All lines of the material that contain "Model" must be copied out.

--- Listed records ---
......

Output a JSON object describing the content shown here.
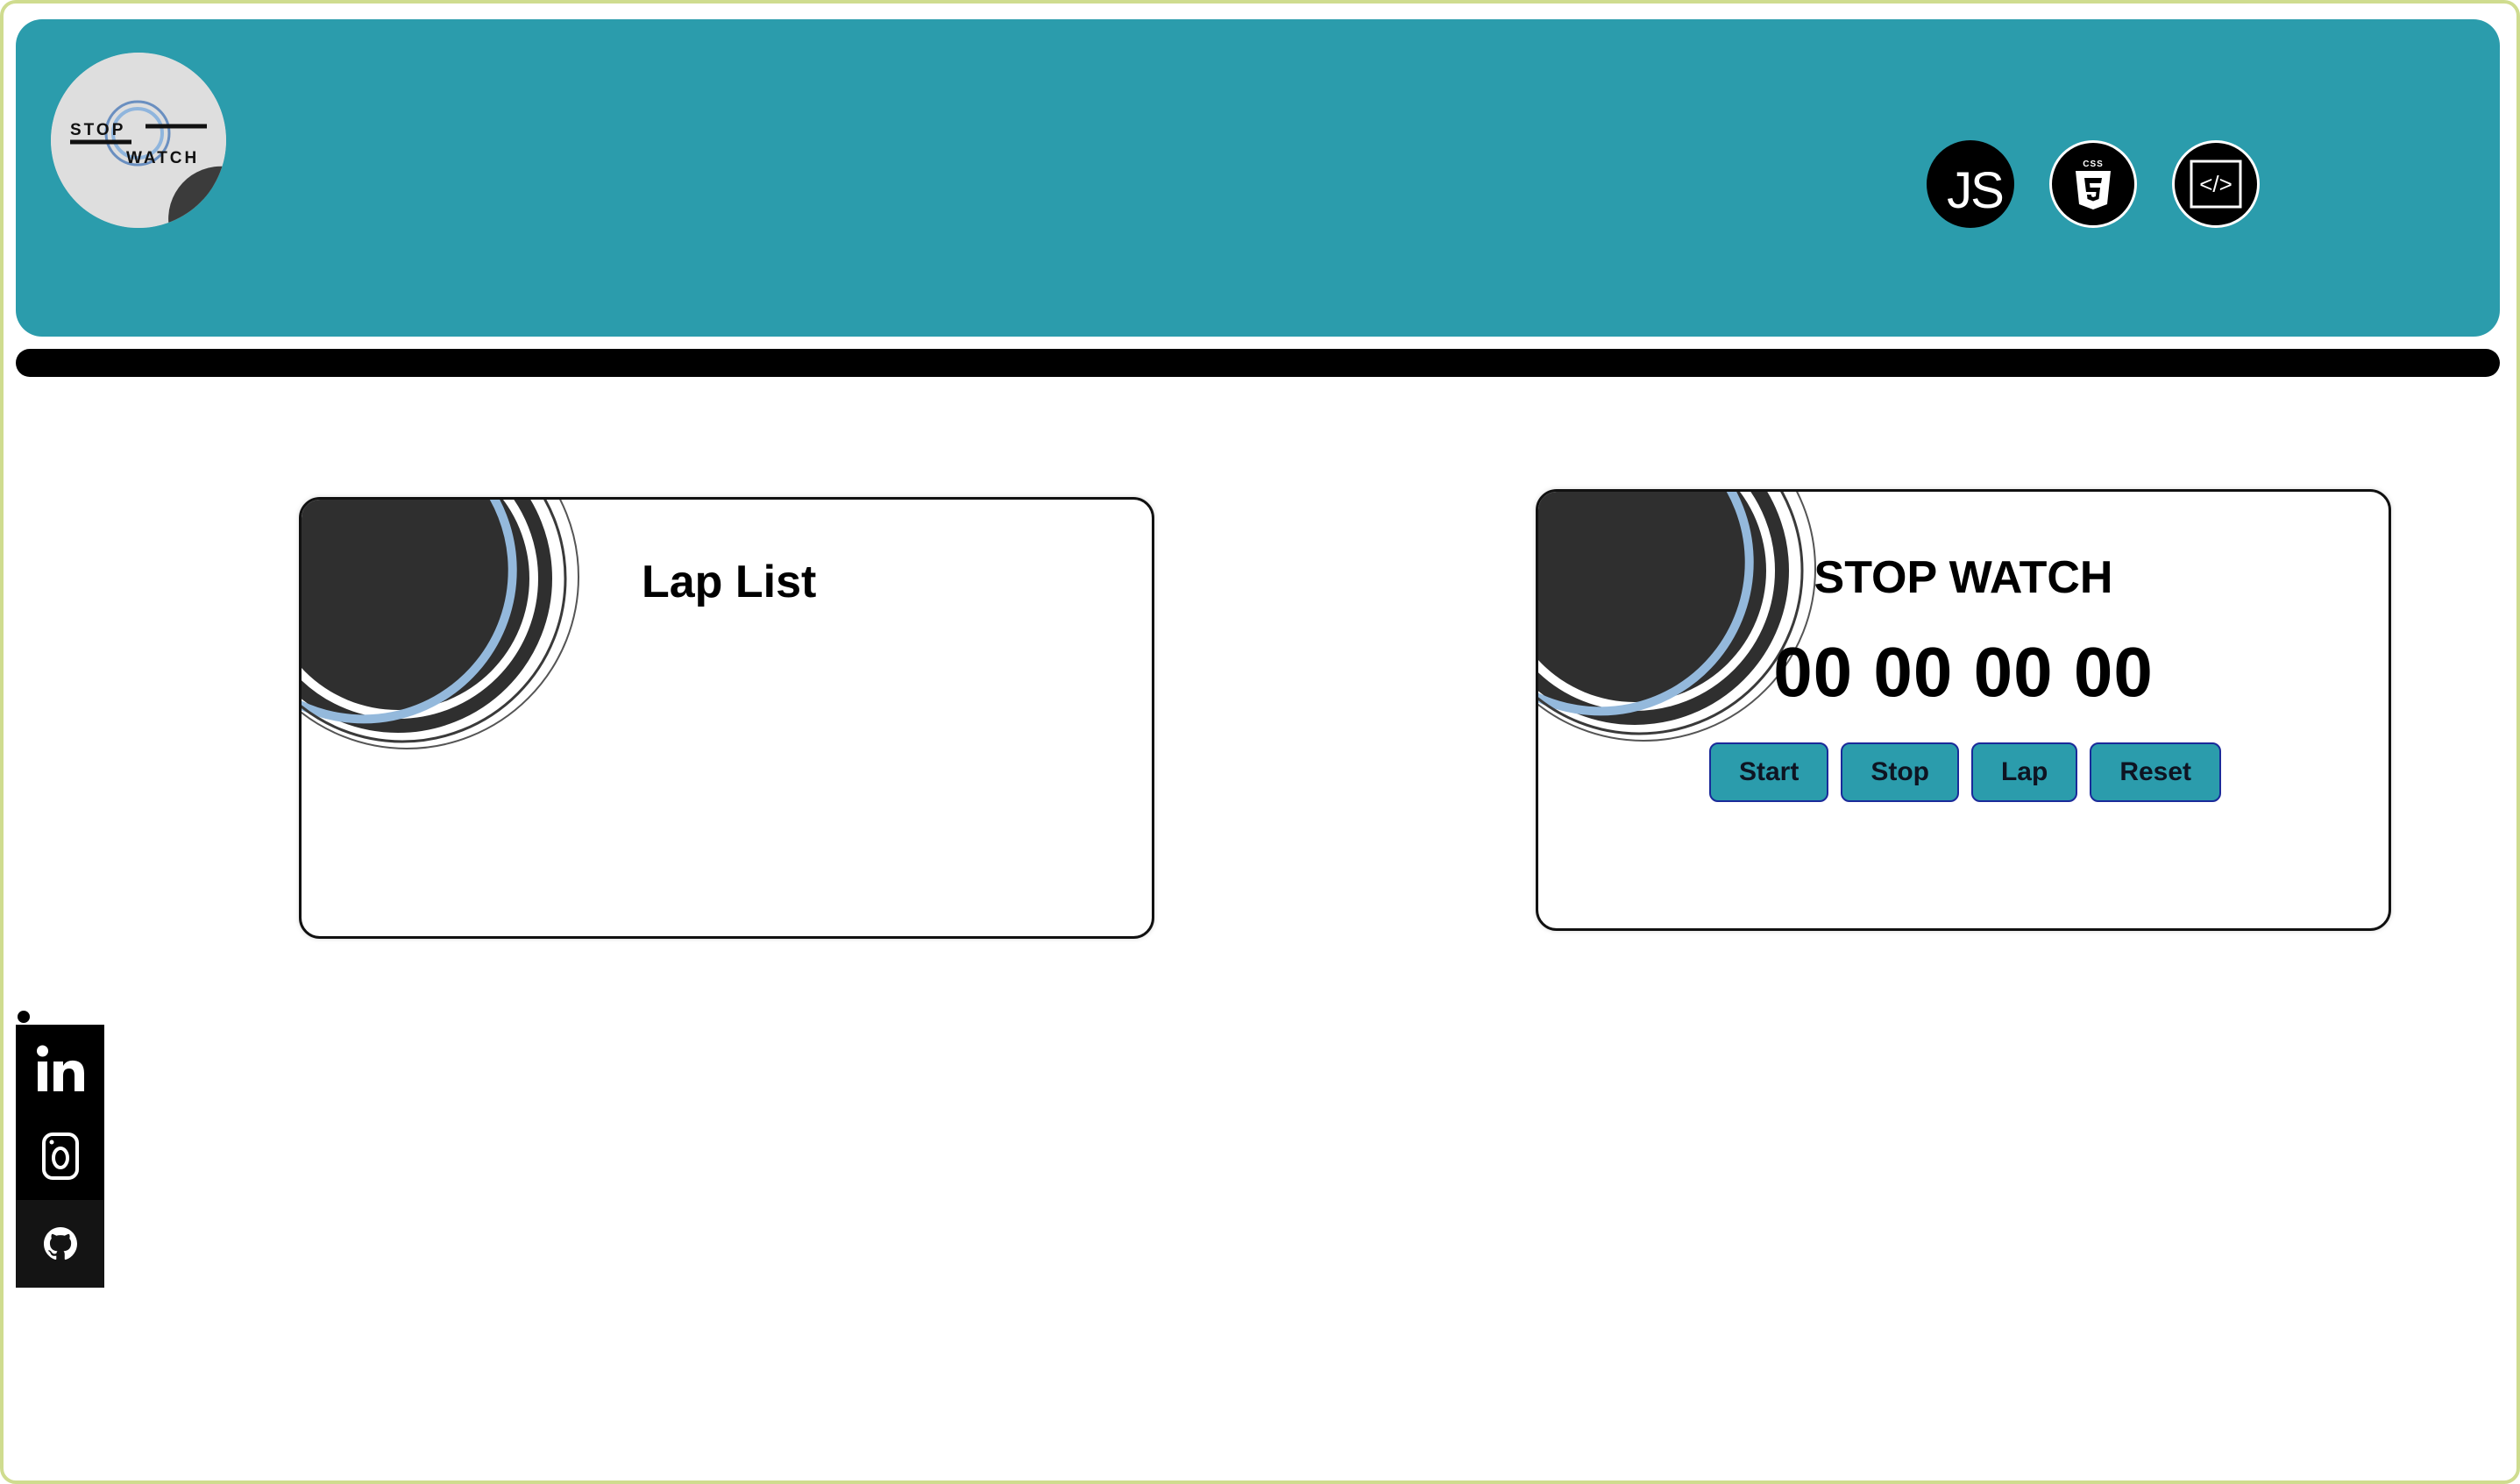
{
  "header": {
    "logo": {
      "text_top": "STOP",
      "text_bottom": "WATCH"
    },
    "tech_icons": [
      {
        "name": "javascript-icon",
        "label": "JS"
      },
      {
        "name": "css3-icon",
        "label": ""
      },
      {
        "name": "code-icon",
        "label": ""
      }
    ]
  },
  "lap_card": {
    "title": "Lap List"
  },
  "stopwatch_card": {
    "title": "STOP WATCH",
    "time": "00 00 00 00",
    "buttons": {
      "start": "Start",
      "stop": "Stop",
      "lap": "Lap",
      "reset": "Reset"
    }
  },
  "social": [
    {
      "name": "linkedin-icon"
    },
    {
      "name": "instagram-icon"
    },
    {
      "name": "github-icon"
    }
  ],
  "colors": {
    "header_bg": "#2b9cac",
    "button_bg": "#2b9cac",
    "page_border": "#cfdc8f"
  }
}
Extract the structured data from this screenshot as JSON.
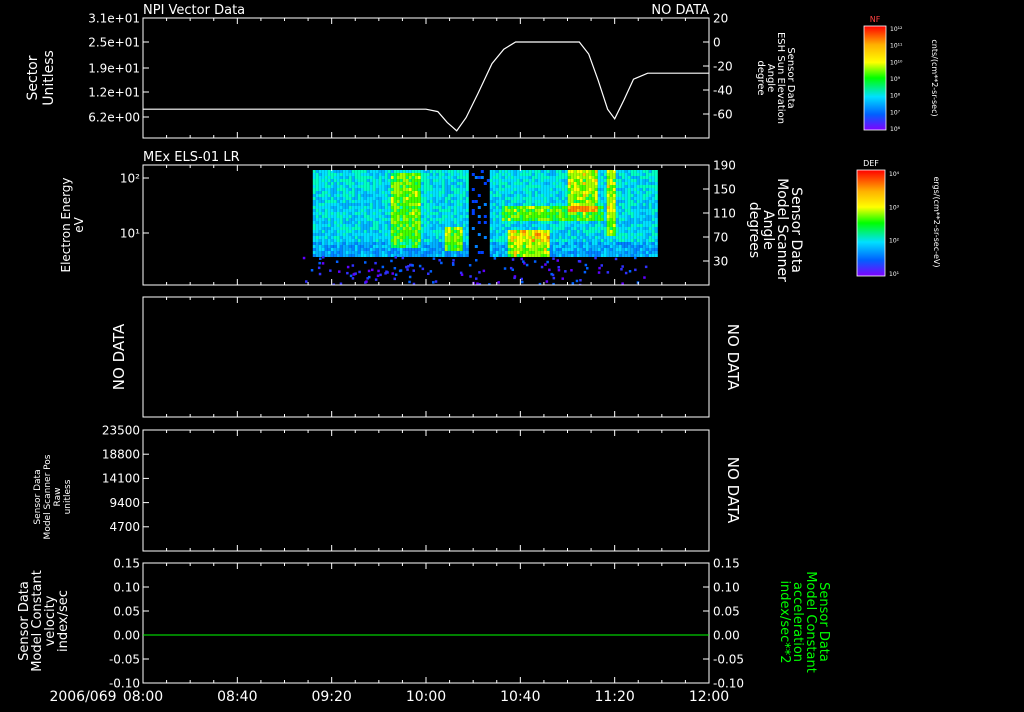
{
  "time_axis": {
    "date_label": "2006/069",
    "tick_labels": [
      "08:00",
      "08:40",
      "09:20",
      "10:00",
      "10:40",
      "11:20",
      "12:00"
    ],
    "range": [
      "08:00",
      "12:00"
    ]
  },
  "colors": {
    "background": "#000000",
    "foreground": "#ffffff",
    "green_trace": "#00ff00"
  },
  "chart_data": [
    {
      "type": "line",
      "title": "NPI Vector Data",
      "status": "NO DATA",
      "left_axis": {
        "label_lines": [
          "Sector",
          "Unitless"
        ],
        "tick_labels": [
          "3.1e+01",
          "2.5e+01",
          "1.9e+01",
          "1.2e+01",
          "6.2e+00"
        ]
      },
      "right_axis": {
        "label_lines": [
          "Sensor Data",
          "ESH Sun Elevation",
          "Angle",
          "degree"
        ],
        "tick_labels": [
          "20",
          "0",
          "-20",
          "-40",
          "-60"
        ],
        "ylim": [
          -80,
          20
        ]
      },
      "colorbar": {
        "label": "NF",
        "units": "cnts/(cm**2-sr-sec)",
        "tick_labels": [
          "10¹²",
          "10¹¹",
          "10¹⁰",
          "10⁹",
          "10⁸",
          "10⁷",
          "10⁶"
        ]
      },
      "series": [
        {
          "axis": "right",
          "x": [
            "08:00",
            "08:40",
            "09:20",
            "09:50",
            "10:00",
            "10:05",
            "10:09",
            "10:13",
            "10:17",
            "10:22",
            "10:28",
            "10:33",
            "10:38",
            "10:44",
            "11:05",
            "11:09",
            "11:13",
            "11:17",
            "11:20",
            "11:24",
            "11:28",
            "11:34",
            "12:00"
          ],
          "values": [
            -56,
            -56,
            -56,
            -56,
            -56,
            -58,
            -67,
            -74,
            -63,
            -43,
            -18,
            -6,
            0,
            0,
            0,
            -10,
            -32,
            -56,
            -64,
            -48,
            -31,
            -26,
            -26
          ]
        }
      ]
    },
    {
      "type": "heatmap",
      "title": "MEx ELS-01 LR",
      "left_axis": {
        "label_lines": [
          "Electron Energy",
          "eV"
        ],
        "tick_labels": [
          "10²",
          "10¹"
        ]
      },
      "right_axis": {
        "label_lines": [
          "Sensor Data",
          "Model Scanner",
          "Angle",
          "degrees"
        ],
        "tick_labels": [
          "190",
          "150",
          "110",
          "70",
          "30"
        ],
        "ylim": [
          -10,
          190
        ]
      },
      "colorbar": {
        "label": "DEF",
        "units": "ergs/(cm**2-sr-sec-eV)",
        "tick_labels": [
          "10⁴",
          "10³",
          "10²",
          "10¹"
        ]
      },
      "data_extent": [
        "09:12",
        "11:38"
      ]
    },
    {
      "type": "line",
      "left_label": "NO DATA",
      "right_label": "NO DATA"
    },
    {
      "type": "line",
      "left_axis": {
        "label_lines": [
          "Sensor Data",
          "Model Scanner Pos",
          "Raw",
          "unitless"
        ],
        "tick_labels": [
          "23500",
          "18800",
          "14100",
          "9400",
          "4700"
        ],
        "ylim": [
          0,
          23500
        ]
      },
      "right_label": "NO DATA"
    },
    {
      "type": "line",
      "left_axis": {
        "label_lines": [
          "Sensor Data",
          "Model Constant",
          "velocity",
          "index/sec"
        ],
        "tick_labels": [
          "0.15",
          "0.10",
          "0.05",
          "0.00",
          "-0.05",
          "-0.10"
        ],
        "ylim": [
          -0.1,
          0.15
        ]
      },
      "right_axis": {
        "label_lines": [
          "Sensor Data",
          "Model Constant",
          "acceleration",
          "index/sec**2"
        ],
        "tick_labels": [
          "0.15",
          "0.10",
          "0.05",
          "0.00",
          "-0.05",
          "-0.10"
        ],
        "ylim": [
          -0.1,
          0.15
        ]
      },
      "series": [
        {
          "axis": "left",
          "x": [
            "08:00",
            "12:00"
          ],
          "values": [
            0,
            0
          ]
        }
      ]
    }
  ]
}
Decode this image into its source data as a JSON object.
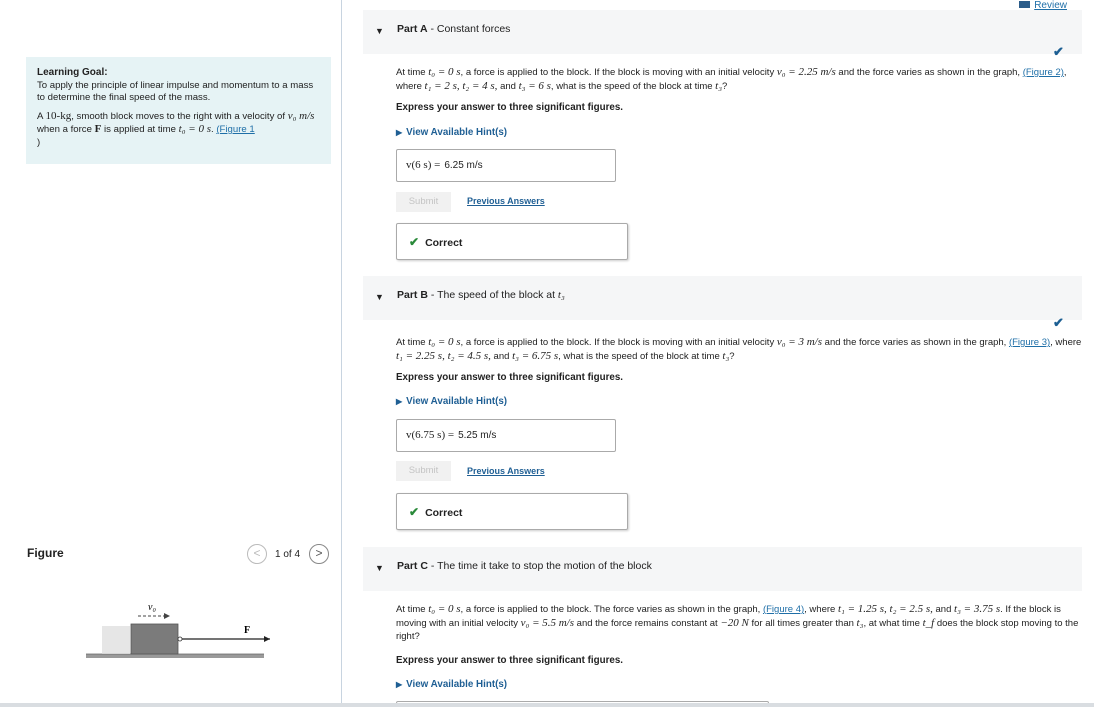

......

--- Response area ---
          "Model Scanner",
          "Model Scanner Pos",
          "Model Constant",
          "Model Constant",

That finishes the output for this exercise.